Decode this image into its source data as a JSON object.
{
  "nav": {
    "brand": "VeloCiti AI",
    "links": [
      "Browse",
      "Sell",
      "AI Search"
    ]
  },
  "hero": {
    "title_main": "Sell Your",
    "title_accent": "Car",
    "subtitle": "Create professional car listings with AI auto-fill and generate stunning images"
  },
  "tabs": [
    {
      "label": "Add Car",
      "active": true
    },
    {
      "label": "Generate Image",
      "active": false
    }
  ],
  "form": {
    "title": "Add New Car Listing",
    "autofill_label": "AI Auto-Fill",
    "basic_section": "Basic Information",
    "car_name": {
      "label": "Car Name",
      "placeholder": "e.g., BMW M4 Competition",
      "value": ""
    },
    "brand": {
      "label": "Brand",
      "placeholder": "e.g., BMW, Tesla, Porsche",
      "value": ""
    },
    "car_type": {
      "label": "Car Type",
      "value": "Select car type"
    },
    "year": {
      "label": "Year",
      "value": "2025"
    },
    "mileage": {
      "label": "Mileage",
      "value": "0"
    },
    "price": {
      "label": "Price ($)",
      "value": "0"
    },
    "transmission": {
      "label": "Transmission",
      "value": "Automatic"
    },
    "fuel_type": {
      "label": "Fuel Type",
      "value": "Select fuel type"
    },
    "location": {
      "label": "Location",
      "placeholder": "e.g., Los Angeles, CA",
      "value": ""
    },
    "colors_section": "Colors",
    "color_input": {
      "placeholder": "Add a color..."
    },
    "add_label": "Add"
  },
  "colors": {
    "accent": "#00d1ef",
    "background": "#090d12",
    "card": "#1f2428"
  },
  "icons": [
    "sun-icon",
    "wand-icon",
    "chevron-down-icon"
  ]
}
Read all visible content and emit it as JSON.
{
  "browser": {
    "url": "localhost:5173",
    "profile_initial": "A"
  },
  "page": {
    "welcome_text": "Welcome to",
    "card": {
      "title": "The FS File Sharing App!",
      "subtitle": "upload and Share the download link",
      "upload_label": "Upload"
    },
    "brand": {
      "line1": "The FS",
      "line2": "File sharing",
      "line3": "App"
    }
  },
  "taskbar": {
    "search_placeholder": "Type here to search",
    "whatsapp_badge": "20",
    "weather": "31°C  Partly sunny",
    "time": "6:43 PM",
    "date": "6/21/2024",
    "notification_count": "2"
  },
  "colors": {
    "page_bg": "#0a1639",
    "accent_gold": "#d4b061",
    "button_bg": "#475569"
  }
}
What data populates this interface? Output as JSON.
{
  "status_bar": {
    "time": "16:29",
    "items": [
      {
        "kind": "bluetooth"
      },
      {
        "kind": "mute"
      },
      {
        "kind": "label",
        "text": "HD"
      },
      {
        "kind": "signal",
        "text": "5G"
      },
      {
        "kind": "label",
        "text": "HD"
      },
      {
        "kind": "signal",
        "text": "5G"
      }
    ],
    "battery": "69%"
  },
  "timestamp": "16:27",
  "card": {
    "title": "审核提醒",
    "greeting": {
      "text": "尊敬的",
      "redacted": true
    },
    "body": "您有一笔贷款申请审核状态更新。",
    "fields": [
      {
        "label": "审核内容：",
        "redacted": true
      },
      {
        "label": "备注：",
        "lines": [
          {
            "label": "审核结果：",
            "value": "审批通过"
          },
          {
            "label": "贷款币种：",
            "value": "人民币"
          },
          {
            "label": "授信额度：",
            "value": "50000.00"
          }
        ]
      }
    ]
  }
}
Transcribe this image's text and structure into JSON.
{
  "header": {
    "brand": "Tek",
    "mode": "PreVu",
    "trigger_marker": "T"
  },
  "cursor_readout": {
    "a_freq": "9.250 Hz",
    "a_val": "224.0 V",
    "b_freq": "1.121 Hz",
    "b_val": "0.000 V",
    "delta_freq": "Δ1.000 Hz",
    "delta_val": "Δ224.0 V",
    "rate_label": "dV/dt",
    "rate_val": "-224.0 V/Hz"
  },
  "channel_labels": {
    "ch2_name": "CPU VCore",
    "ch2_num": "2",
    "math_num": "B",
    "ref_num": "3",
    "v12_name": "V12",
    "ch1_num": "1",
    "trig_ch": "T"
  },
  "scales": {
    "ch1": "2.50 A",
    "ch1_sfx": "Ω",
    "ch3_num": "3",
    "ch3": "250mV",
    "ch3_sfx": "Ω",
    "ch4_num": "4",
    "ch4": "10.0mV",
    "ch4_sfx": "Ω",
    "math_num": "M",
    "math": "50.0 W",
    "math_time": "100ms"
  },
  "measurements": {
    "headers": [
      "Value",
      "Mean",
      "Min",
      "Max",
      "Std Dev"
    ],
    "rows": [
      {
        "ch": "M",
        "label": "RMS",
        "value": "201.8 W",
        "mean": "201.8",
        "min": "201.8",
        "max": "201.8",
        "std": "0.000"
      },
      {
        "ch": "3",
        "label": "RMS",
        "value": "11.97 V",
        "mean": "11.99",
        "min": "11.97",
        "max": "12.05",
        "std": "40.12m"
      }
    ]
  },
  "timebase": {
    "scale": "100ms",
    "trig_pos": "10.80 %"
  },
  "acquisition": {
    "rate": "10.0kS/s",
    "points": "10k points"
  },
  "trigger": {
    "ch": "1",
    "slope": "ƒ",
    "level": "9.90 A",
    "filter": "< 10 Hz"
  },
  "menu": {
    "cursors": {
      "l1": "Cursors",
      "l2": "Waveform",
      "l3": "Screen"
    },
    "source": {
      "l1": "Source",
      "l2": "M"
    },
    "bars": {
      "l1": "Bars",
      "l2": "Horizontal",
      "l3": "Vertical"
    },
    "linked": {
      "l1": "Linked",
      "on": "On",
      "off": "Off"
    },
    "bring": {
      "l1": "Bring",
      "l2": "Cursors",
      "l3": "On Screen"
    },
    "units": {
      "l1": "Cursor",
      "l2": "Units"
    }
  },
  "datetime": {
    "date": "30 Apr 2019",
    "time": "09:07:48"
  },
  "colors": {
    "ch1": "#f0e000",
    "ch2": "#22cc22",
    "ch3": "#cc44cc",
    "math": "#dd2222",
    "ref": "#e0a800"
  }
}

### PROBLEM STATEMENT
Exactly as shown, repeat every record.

### YOUR SOLUTION
Decode this image into its source data as a JSON object.
{
  "nav": {
    "brand": "VeloCiti AI",
    "links": [
      "Browse",
      "Sell",
      "AI Search"
    ]
  },
  "hero": {
    "title_main": "Sell Your",
    "title_accent": "Car",
    "subtitle": "Create professional car listings with AI auto-fill and generate stunning images"
  },
  "tabs": [
    {
      "label": "Add Car",
      "active": true
    },
    {
      "label": "Generate Image",
      "active": false
    }
  ],
  "form": {
    "title": "Add New Car Listing",
    "autofill_label": "AI Auto-Fill",
    "basic_section": "Basic Information",
    "car_name": {
      "label": "Car Name",
      "placeholder": "e.g., BMW M4 Competition",
      "value": ""
    },
    "brand": {
      "label": "Brand",
      "placeholder": "e.g., BMW, Tesla, Porsche",
      "value": ""
    },
    "car_type": {
      "label": "Car Type",
      "value": "Select car type"
    },
    "year": {
      "label": "Year",
      "value": "2025"
    },
    "mileage": {
      "label": "Mileage",
      "value": "0"
    },
    "price": {
      "label": "Price ($)",
      "value": "0"
    },
    "transmission": {
      "label": "Transmission",
      "value": "Automatic"
    },
    "fuel_type": {
      "label": "Fuel Type",
      "value": "Select fuel type"
    },
    "location": {
      "label": "Location",
      "placeholder": "e.g., Los Angeles, CA",
      "value": ""
    },
    "colors_section": "Colors",
    "color_input": {
      "placeholder": "Add a color..."
    },
    "add_label": "Add"
  },
  "colors": {
    "accent": "#00d1ef",
    "background": "#090d12",
    "card": "#1f2428"
  },
  "icons": [
    "sun-icon",
    "wand-icon",
    "chevron-down-icon"
  ]
}
Read all visible content and emit it as JSON.
{
  "browser": {
    "url": "localhost:5173",
    "profile_initial": "A"
  },
  "page": {
    "welcome_text": "Welcome to",
    "card": {
      "title": "The FS File Sharing App!",
      "subtitle": "upload and Share the download link",
      "upload_label": "Upload"
    },
    "brand": {
      "line1": "The FS",
      "line2": "File sharing",
      "line3": "App"
    }
  },
  "taskbar": {
    "search_placeholder": "Type here to search",
    "whatsapp_badge": "20",
    "weather": "31°C  Partly sunny",
    "time": "6:43 PM",
    "date": "6/21/2024",
    "notification_count": "2"
  },
  "colors": {
    "page_bg": "#0a1639",
    "accent_gold": "#d4b061",
    "button_bg": "#475569"
  }
}
What data populates this interface? Output as JSON.
{
  "status_bar": {
    "time": "16:29",
    "items": [
      {
        "kind": "bluetooth"
      },
      {
        "kind": "mute"
      },
      {
        "kind": "label",
        "text": "HD"
      },
      {
        "kind": "signal",
        "text": "5G"
      },
      {
        "kind": "label",
        "text": "HD"
      },
      {
        "kind": "signal",
        "text": "5G"
      }
    ],
    "battery": "69%"
  },
  "timestamp": "16:27",
  "card": {
    "title": "审核提醒",
    "greeting": {
      "text": "尊敬的",
      "redacted": true
    },
    "body": "您有一笔贷款申请审核状态更新。",
    "fields": [
      {
        "label": "审核内容：",
        "redacted": true
      },
      {
        "label": "备注：",
        "lines": [
          {
            "label": "审核结果：",
            "value": "审批通过"
          },
          {
            "label": "贷款币种：",
            "value": "人民币"
          },
          {
            "label": "授信额度：",
            "value": "50000.00"
          }
        ]
      }
    ]
  }
}
Transcribe this image's text and structure into JSON.
{
  "header": {
    "brand": "Tek",
    "mode": "PreVu",
    "trigger_marker": "T"
  },
  "cursor_readout": {
    "a_freq": "9.250 Hz",
    "a_val": "224.0 V",
    "b_freq": "1.121 Hz",
    "b_val": "0.000 V",
    "delta_freq": "Δ1.000 Hz",
    "delta_val": "Δ224.0 V",
    "rate_label": "dV/dt",
    "rate_val": "-224.0 V/Hz"
  },
  "channel_labels": {
    "ch2_name": "CPU VCore",
    "ch2_num": "2",
    "math_num": "B",
    "ref_num": "3",
    "v12_name": "V12",
    "ch1_num": "1",
    "trig_ch": "T"
  },
  "scales": {
    "ch1": "2.50 A",
    "ch1_sfx": "Ω",
    "ch3_num": "3",
    "ch3": "250mV",
    "ch3_sfx": "Ω",
    "ch4_num": "4",
    "ch4": "10.0mV",
    "ch4_sfx": "Ω",
    "math_num": "M",
    "math": "50.0 W",
    "math_time": "100ms"
  },
  "measurements": {
    "headers": [
      "Value",
      "Mean",
      "Min",
      "Max",
      "Std Dev"
    ],
    "rows": [
      {
        "ch": "M",
        "label": "RMS",
        "value": "201.8 W",
        "mean": "201.8",
        "min": "201.8",
        "max": "201.8",
        "std": "0.000"
      },
      {
        "ch": "3",
        "label": "RMS",
        "value": "11.97 V",
        "mean": "11.99",
        "min": "11.97",
        "max": "12.05",
        "std": "40.12m"
      }
    ]
  },
  "timebase": {
    "scale": "100ms",
    "trig_pos": "10.80 %"
  },
  "acquisition": {
    "rate": "10.0kS/s",
    "points": "10k points"
  },
  "trigger": {
    "ch": "1",
    "slope": "ƒ",
    "level": "9.90 A",
    "filter": "< 10 Hz"
  },
  "menu": {
    "cursors": {
      "l1": "Cursors",
      "l2": "Waveform",
      "l3": "Screen"
    },
    "source": {
      "l1": "Source",
      "l2": "M"
    },
    "bars": {
      "l1": "Bars",
      "l2": "Horizontal",
      "l3": "Vertical"
    },
    "linked": {
      "l1": "Linked",
      "on": "On",
      "off": "Off"
    },
    "bring": {
      "l1": "Bring",
      "l2": "Cursors",
      "l3": "On Screen"
    },
    "units": {
      "l1": "Cursor",
      "l2": "Units"
    }
  },
  "datetime": {
    "date": "30 Apr 2019",
    "time": "09:07:48"
  },
  "colors": {
    "ch1": "#f0e000",
    "ch2": "#22cc22",
    "ch3": "#cc44cc",
    "math": "#dd2222",
    "ref": "#e0a800"
  }
}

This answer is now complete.